8. Lebovic DI, Chao VA and Taylor RN. Peritoneal macrophages induce RANTES (regulated on activation, normal T cell expressed and secreted) chemokine gene transcription in endometrial stromal cells. J Clin.Endocrinol Metab 89:1397-401, 2004

9. Mueller MD, Vigne J-L, Streich M, Tee MK, Raio L, Dreher E, Bersinger NA and Taylor RN. 2,3,7,8-Tetrachlorodibenzo-p-dioxin increases glycodelin gene and protein expression in human endometrium. J Clin Endocrinol Metab 90:4809-4815, 2005

10. Pritts EA, Ryan IP, Mueller MD, Lebovic DI, Shifren JL, Zaloudek CJ, Korn AP, Darney PD and Taylor RN. Angiogenic effects of Norplant® contraception on endometrial histology and bleeding. J Clin Endocrinol. Metab 90:2142-2147, 2005

11. Wieser F, Vigne J-L, Ryan IP, Hornung D, Djalali S and Taylor RN. Sulindac suppresses NF(nuclear factor)kB activation, RANTES gene and protein expression in endometrial stromal cells from women with endometriosis. J Clin Endocrinol Metab, 90:6441-6447, 2005

12. Tee MK, Vigne J-L and Taylor RN. All-trans retinoic acid inhibits VEGF expression in a cell model of neutrophil activation. Endocrinology 147:1264-1270, 2006

13. Peeters LLH, Vigne J-L, Tee MK, Zhao D, Waite LL and Taylor RN. PPAR-γ activation represses VEGF expression in human endometrial cells: Implications for uterine angiogenesis. Angiogenesis 8:373-379, 2006

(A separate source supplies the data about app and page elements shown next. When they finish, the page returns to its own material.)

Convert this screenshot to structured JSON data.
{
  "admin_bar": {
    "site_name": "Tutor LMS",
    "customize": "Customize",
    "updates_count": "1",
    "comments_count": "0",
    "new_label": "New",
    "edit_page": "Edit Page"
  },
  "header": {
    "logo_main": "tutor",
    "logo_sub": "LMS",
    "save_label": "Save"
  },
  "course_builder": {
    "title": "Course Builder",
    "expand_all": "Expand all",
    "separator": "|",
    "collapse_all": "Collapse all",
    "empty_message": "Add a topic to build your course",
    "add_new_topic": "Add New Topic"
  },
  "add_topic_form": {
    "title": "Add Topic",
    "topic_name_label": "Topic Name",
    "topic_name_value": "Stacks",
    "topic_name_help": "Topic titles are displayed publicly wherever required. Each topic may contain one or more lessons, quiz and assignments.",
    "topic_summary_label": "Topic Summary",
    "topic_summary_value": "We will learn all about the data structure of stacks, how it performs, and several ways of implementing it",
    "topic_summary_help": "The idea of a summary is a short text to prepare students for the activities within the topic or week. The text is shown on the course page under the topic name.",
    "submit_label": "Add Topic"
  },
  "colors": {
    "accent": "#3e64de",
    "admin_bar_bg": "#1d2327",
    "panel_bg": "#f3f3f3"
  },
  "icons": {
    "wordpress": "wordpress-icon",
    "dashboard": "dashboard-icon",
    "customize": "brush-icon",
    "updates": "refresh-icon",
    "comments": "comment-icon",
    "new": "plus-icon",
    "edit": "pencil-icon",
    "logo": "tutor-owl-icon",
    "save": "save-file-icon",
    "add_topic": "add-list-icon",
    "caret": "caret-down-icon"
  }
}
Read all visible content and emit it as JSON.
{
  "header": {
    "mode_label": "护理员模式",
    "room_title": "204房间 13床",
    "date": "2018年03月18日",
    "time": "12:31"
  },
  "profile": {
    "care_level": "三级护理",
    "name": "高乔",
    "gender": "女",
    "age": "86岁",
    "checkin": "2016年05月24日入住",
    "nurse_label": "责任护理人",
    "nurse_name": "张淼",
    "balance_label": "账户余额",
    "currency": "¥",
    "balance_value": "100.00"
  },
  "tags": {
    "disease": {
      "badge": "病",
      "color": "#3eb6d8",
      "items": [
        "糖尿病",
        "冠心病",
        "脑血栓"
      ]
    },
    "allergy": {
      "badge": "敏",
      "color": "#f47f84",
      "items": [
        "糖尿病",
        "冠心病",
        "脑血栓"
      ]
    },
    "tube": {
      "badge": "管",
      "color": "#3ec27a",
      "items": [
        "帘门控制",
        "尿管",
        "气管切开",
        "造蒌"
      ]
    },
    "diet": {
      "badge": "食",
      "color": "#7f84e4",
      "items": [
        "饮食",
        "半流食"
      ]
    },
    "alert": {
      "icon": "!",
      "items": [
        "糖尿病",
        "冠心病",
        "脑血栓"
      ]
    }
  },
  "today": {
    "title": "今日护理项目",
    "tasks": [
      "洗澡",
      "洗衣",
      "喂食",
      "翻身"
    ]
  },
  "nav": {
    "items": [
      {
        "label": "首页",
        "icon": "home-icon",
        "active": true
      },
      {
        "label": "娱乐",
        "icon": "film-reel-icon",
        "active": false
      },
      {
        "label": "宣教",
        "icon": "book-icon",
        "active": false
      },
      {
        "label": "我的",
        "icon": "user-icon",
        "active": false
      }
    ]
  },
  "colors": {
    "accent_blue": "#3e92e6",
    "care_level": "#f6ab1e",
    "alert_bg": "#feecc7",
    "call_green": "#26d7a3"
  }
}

14. Xu H, Schultze-Mosgau A, Agic A, Diedrich K, Taylor RN, Hornung D. 2006 Regulated upon activation, normal T cell expressed and secreted (RANTES) and monocyte chemotactic protein 1 in follicular fluid accumulate differentially in patients with and without endometriosis undergoing in vitro fertilization. Fertil Steril. 86:1616-20.

15. Wieser F, Cohen M, Gaeddert A, Yu J, Burks-Wicks C, Berga SL, Taylor RN. 2007 Evolution of medical treatment for endometriosis: back to the roots? Hum Reprod Update.13:487-99.

16. Tee MK, Vigne JL, Yu J, Taylor RN 2008 Natural and recombinant human glycodelin activate a proapoptotic gene cascade in monocyte cells. J Leukoc Biol. 83:843-52.

17. Roberts CP, Taylor RN 2008 Applications of estradiol and testosterone assays in the management of the infertile female patient. Steroids.73(13):1328-32.

18. Taylor RN, Yu J, Torres PB, Schickedanz AC, Park JK, Mueller MD, Sidell N. 2009 Mechanistic and therapeutic implications of angiogenesis in endometriosis. Reprod Sci.16:140-6.

19. Weiss G, Goldsmith LT, Taylor RN, Bellet D, Taylor HS. 2009 Inflammation in reproductive disorders. Reprod Sci. 16:216-29.

20. Wieser F, Yu J, Park J, Gaeddert A, Cohen M, Vigne JL, Taylor RN. 2009 A botanical extract from channel flow inhibits cell proliferation, induces apoptosis, and suppresses CCL5 in human endometriotic stromal cells. Biol Reprod. 81:371-7.